United States District Court, S.D. Illinois
TIMOTHY J. CUNNINGHAM, SR., Plaintiff,
CHAPLIN VAUGHN Defendant.
MEMORANDUM AND ORDER
M. YANDLE U.S. District Judge
Timothy J. Cunningham Sr., an inmate in Lawrence Correctional
Center, brings this action for deprivations of his
constitutional rights pursuant to 42 U.S.C. § 1983.
Plaintiff requests monetary damages. This case is now before
the Court for a preliminary review of the Complaint pursuant
to 28 U.S.C. § 1915A, which provides:
Screening - The court shall review, before
docketing, if feasible or, in any event, as soon as
practicable after docketing, a complaint in a civil action in
which a prisoner seeks redress from a governmental entity or
officer or employee of a governmental entity.
Grounds for Dismissal - On review, the court
shall identify cognizable claims or dismiss the complaint, or
any portion of the complaint, if the complaint-
frivolous, malicious, or fails to state a claim on which
relief may be granted; or
seeks monetary relief from a defendant who is immune from
action or claim is frivolous if “it lacks an arguable
basis either in law or in fact.” Neitzke v.
Williams, 490 U.S. 319, 325 (1989). Frivolousness is an
objective standard that refers to a claim that any reasonable
person would find meritless. Lee v. Clinton, 209
F.3d 1025, 1026- 27 (7th Cir. 2000). An action fails to state
a claim upon which relief can be granted if it does not plead
“enough facts to state a claim to relief that is
plausible on its face.” Bell Atlantic Corp. v.
Twombly, 550 U.S. 544, 570 (2007). The claim of
entitlement to relief must cross “the line between
possibility and plausibility.” Id. at 557. At
this juncture, the factual allegations of the pro se
complaint are to be liberally construed. See Rodriguez v.
Plymouth Ambulance Serv., 577 F.3d 816, 821 (7th Cir.
Plaintiff originally brought claims in case No. 16-1360-MJR.
(Doc. 1). On February 8, 2017, the Court determined that the
present claim was unrelated to the other claims in that
action and severed it into a new case pursuant to George
v. Smith. (Doc. 1).
to the instant action, Plaintiff asserts that he is a
Christian and requires communion, i.e. unleavened bread and
wine, on a regular basis. (Doc. 2, p. 10) (Doc. 2-7). He
alleges that Chaplain Vaughn has chosen not to offer
communion at Lawrence. Id.
Court's prior Order severed the following claim into this
7 - Vaughn substantially burdened Plaintiff's
practice of religion in violation of the First Amendment when

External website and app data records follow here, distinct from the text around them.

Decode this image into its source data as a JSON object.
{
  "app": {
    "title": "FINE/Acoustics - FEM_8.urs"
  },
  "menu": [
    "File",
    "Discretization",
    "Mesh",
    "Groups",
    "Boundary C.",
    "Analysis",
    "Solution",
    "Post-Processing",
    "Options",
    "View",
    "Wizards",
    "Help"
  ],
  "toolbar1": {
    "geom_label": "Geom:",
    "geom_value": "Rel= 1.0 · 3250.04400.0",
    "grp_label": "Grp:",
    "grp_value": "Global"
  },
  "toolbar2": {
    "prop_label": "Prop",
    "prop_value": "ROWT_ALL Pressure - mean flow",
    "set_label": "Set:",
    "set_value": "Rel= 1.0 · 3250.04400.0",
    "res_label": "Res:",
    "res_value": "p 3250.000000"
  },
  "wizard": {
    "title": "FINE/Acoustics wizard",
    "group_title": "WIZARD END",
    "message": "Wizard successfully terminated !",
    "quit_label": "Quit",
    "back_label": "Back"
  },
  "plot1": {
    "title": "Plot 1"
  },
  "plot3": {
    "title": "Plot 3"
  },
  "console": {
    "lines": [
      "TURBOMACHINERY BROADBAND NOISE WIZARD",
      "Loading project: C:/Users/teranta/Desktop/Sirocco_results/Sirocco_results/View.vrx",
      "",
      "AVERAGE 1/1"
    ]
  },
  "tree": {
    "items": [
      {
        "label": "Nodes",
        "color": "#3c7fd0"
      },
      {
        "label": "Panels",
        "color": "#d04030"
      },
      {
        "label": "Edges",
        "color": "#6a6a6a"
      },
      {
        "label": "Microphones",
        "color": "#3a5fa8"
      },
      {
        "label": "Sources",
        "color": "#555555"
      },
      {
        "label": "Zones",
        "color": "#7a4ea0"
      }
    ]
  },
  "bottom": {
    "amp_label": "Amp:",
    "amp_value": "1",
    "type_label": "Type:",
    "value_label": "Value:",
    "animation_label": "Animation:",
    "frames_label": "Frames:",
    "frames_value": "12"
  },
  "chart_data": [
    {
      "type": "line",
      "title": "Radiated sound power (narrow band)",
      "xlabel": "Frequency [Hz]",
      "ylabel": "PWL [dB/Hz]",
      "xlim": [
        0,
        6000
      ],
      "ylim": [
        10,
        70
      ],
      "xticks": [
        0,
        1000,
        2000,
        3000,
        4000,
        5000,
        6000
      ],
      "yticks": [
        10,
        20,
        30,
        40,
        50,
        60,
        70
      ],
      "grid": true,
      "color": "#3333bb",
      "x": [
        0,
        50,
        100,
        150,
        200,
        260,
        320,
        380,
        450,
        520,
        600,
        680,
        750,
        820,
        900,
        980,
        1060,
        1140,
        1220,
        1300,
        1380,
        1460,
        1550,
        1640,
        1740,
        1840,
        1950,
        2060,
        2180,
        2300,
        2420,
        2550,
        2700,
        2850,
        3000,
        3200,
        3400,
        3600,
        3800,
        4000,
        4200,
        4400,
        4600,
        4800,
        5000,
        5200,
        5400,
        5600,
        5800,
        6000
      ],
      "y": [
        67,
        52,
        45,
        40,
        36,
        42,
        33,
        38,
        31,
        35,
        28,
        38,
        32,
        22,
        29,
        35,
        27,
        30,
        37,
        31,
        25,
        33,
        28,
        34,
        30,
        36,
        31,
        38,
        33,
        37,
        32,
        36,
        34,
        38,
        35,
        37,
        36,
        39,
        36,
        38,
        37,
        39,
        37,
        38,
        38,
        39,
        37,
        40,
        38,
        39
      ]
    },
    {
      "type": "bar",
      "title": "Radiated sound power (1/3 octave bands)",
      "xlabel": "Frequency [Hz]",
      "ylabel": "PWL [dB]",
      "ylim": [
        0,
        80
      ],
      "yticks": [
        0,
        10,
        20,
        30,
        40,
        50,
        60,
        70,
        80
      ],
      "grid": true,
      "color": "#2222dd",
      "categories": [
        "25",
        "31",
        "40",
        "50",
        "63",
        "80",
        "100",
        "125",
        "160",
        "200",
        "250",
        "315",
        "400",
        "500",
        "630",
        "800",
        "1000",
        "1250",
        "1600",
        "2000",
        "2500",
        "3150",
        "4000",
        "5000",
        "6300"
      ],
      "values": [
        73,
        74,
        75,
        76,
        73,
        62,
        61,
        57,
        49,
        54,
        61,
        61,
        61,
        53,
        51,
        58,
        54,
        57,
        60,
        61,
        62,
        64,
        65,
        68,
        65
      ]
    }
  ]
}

he denied Plaintiff access to regular communion, a
requirement of his Christian beliefs; It is well-established
that “a prisoner is entitled to practice his religion
insofar as doing so does not unduly burden the administration
of the prison.” Hunafa v. Murphy, 907 F.2d 46,
47 (7th Cir. 1990); see Al-Alamin v. Gramley, 926
F.2d 680, 686 and nn. 3-5 (7th Cir. 1991) (collecting cases).
On the other hand, a prison regulation that impinges on an
inmate's First Amendment rights is nevertheless valid
“if it is reasonably related to legitimate penological
interests.” O'Lone v. Estate of Shabazz,
482 U.S. 342, 349 (1987) (quoting Turner v. Safley,
482 U.S. 78, 89 (1987)). Legitimate penological interests
include the preservation of security in prison, as well as
economic concerns. See Ortiz v. Downey, 561 F.3d
664, 669 (7th Cir. 2009).
these concerns are raised as justifications by prison
officials for their actions that restrict the practice of
religion, the Court looks at four factors to ...